• [Problem details]
Collect every line below that contains the word "Controls".

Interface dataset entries
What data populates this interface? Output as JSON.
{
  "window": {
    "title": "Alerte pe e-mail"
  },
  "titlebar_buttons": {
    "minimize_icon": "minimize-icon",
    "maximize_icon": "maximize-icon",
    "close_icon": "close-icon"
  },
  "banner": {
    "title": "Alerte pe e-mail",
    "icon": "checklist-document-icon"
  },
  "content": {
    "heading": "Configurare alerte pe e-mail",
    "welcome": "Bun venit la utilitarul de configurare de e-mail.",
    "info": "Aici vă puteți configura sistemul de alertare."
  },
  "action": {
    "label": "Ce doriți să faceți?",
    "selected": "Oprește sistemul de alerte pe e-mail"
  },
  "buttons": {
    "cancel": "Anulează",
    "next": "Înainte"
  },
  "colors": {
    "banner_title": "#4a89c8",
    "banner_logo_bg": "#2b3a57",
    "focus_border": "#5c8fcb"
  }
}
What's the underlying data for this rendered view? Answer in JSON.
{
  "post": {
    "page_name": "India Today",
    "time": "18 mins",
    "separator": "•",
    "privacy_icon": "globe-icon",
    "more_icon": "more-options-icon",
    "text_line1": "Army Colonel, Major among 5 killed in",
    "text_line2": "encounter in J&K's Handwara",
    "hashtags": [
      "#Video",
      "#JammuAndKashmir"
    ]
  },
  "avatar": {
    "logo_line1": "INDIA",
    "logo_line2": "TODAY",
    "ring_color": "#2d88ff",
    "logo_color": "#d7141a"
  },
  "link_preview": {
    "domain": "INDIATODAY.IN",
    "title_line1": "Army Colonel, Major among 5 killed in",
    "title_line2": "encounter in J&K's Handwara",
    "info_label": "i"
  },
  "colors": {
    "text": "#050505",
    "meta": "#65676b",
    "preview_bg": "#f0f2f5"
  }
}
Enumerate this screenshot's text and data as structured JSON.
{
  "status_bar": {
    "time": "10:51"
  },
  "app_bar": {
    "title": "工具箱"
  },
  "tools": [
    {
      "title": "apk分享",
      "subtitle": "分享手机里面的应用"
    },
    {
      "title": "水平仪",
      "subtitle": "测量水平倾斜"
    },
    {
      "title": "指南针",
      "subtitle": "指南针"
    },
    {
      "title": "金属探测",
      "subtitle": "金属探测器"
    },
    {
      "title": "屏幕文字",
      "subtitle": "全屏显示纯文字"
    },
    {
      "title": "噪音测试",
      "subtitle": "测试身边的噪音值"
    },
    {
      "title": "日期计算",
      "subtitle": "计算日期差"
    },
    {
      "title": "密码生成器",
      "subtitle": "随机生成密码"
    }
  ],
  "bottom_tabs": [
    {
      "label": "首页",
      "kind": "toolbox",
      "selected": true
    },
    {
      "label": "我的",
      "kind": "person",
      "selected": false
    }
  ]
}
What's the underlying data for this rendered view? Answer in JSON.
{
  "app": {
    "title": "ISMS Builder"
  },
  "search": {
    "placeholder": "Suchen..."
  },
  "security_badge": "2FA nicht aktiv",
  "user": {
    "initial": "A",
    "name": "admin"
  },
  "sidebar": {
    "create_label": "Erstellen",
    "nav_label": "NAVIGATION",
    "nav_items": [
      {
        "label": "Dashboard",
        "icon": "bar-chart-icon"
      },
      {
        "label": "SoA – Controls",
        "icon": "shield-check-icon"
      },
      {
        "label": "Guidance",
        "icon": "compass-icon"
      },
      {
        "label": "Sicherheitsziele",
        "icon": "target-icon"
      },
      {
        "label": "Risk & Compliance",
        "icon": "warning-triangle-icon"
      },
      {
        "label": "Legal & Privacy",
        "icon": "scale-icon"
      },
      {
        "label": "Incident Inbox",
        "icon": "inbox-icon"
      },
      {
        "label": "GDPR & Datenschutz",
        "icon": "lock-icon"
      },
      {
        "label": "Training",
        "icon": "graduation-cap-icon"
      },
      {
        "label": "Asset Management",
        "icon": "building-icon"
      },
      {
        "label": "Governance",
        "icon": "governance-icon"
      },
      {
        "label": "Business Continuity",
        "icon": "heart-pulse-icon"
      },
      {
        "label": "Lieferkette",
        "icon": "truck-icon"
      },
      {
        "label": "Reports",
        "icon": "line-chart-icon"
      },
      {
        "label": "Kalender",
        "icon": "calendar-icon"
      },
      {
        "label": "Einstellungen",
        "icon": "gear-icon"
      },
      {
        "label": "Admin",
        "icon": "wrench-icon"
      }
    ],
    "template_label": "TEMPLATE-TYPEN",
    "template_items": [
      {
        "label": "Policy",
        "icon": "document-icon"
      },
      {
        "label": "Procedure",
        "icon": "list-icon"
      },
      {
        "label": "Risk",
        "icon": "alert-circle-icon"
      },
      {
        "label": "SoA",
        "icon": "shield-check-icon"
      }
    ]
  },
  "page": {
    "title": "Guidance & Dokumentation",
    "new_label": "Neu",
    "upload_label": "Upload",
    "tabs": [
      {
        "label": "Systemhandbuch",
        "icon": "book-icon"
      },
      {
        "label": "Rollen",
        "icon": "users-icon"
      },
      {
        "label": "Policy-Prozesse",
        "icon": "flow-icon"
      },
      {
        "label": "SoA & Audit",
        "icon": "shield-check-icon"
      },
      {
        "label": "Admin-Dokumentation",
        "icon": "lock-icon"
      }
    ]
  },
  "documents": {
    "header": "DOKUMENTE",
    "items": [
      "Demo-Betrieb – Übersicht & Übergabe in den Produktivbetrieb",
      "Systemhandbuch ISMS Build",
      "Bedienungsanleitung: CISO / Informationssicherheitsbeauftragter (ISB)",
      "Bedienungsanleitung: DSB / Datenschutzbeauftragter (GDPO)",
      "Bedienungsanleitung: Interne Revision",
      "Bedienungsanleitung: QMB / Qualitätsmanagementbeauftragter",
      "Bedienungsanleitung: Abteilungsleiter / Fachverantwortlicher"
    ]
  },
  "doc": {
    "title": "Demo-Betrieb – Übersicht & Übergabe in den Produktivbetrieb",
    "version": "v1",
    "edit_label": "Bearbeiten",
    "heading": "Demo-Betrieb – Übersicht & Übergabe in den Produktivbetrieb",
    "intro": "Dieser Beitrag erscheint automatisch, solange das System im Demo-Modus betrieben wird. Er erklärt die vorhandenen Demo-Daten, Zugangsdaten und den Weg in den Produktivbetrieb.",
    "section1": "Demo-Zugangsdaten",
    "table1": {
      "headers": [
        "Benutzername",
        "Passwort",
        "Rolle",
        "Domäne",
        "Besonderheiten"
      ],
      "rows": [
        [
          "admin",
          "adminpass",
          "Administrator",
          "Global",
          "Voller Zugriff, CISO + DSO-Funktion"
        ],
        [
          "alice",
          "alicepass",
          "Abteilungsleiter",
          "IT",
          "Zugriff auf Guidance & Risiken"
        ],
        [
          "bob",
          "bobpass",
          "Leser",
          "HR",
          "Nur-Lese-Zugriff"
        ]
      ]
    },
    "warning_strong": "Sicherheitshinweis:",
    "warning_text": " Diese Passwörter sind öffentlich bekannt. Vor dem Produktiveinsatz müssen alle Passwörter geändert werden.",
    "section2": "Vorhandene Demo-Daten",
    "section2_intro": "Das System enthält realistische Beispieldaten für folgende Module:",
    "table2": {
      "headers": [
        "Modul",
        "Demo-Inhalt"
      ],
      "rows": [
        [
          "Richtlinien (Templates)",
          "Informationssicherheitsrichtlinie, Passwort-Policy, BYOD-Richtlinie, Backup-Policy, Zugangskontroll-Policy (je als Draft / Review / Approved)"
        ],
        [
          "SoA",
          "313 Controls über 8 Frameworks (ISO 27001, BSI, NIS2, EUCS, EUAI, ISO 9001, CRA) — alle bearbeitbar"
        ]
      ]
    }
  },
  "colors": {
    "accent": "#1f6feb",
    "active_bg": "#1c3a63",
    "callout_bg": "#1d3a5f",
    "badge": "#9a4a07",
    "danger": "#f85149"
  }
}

• [Answer section]
        "label": "SoA – Controls",
          "313 Controls über 8 Frameworks (ISO 27001, BSI, NIS2, EUCS, EUAI, ISO 9001, CRA) — alle bearbeitbar"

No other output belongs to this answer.